But now it’s done. And I got to wear my local outfit on the shores of the Atlantic on the unseasonably warm Christmas Day of 2015.
A few notes for the fiber nerds out there:
- The three-layered skirt is my own design. No, I’ve never made up clothing patterns myself before — well, not since I was thirteen — but I couldn’t find anything ready-made for what I had in mind. I’m pretty happy with how it turned out. Unfortunately, the purple basil dye, which was really pretty pink right right after dyeing in August, has turned out not to be very light- or washfast. Lesson learned: better stick to stronger, more reliable dyes like indigo, madder or osage orange when working with cotton.
- The pattern for the top is the Reverse-Applique Corset from Natalie Chanin’s Alabama Stitch Book… but without the reverse-applique technique. So the pattern is from the Southeast too… keeping it within the fibershed!
- The cardigan pattern is the Home and Away Georgetown cardigan — really, really lovely to knit. I had to tweak and improvise a little, because my handspun alpaca yarn tended to be bulkier than what the pattern called for. The end result is not perfect. But it works. And it’s just about the warmest knitted garment I have, and silky soft thanks to the high-quality Suri alpaca fiber.

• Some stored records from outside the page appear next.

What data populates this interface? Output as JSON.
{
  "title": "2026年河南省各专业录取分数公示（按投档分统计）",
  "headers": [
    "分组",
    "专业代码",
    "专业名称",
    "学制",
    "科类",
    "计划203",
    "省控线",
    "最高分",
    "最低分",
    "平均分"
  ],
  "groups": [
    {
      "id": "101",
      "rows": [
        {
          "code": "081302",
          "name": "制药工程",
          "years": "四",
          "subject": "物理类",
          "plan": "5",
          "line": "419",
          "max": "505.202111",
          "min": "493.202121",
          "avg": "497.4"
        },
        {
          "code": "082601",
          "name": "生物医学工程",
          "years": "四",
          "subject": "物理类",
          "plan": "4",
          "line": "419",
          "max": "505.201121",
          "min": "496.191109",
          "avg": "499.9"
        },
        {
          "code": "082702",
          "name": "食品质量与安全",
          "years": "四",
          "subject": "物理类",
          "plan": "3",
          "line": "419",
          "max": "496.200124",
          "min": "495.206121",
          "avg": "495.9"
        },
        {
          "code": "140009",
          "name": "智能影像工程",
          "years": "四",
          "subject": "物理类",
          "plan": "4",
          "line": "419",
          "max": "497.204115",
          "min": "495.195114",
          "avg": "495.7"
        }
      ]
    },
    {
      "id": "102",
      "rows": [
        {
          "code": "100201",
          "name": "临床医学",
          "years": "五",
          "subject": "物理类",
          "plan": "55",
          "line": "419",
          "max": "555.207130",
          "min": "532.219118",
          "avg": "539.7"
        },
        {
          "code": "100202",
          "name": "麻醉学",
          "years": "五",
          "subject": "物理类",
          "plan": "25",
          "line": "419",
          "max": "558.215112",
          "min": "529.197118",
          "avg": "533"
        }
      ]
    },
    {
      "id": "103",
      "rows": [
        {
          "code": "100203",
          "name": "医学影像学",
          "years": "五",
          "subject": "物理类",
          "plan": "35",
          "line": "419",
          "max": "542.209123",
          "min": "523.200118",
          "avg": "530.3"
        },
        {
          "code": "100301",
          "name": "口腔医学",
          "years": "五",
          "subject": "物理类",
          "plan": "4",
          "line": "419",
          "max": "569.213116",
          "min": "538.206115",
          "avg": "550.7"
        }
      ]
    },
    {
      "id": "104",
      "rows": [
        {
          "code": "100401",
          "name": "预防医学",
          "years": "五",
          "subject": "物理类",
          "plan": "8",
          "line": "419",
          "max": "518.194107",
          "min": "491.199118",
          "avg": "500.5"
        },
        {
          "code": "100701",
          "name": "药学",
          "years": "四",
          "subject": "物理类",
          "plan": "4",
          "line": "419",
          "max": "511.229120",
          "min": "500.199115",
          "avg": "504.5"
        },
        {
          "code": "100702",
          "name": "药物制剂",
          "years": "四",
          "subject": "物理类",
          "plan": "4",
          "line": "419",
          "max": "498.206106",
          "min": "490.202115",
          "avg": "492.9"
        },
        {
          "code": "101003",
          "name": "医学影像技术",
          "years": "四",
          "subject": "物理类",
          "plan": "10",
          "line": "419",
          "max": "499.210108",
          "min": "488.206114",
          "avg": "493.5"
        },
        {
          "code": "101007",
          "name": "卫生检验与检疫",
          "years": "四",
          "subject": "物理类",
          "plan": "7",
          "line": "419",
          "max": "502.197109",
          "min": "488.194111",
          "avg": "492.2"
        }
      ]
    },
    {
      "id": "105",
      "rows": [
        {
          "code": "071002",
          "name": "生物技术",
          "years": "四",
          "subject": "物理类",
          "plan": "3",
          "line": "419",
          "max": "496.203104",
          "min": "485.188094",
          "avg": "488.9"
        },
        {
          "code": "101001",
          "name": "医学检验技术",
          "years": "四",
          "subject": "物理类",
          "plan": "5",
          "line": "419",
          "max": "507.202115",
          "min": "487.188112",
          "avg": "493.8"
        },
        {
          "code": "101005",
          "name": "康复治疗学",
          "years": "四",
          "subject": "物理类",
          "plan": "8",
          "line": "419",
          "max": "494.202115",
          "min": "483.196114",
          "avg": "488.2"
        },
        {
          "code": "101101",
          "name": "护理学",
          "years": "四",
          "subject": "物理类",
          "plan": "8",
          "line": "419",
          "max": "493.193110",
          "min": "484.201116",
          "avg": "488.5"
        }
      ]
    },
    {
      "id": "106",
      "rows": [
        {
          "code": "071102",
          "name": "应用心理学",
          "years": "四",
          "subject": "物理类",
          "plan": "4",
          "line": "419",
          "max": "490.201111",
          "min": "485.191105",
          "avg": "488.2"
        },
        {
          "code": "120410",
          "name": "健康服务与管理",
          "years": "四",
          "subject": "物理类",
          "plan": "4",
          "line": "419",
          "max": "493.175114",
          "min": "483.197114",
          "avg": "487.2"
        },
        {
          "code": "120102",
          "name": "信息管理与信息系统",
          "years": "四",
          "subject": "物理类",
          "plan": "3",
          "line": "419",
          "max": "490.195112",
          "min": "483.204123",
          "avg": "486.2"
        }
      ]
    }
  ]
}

- Finally: I did not wash the alpaca fiber at any point. What I knitted, what I’m wearing, is virtually what was sheared off of the living, breathing animal in the spring. I learned that pre-washing alpaca fiber prior to spinning is not really necessary because it didn’t have lanolin. I intended to wash my yarns after spinning and before knitting, but simply forgot. The fiber was remarkably clean, so I don’t think anyone but me would be able to notice. At some point, I’m going to finally give the entire cardigan an initiatory wash… but for right now, I’m thoroughly enjoying the warm, earthy feeling of really being connected with where this fiber came from!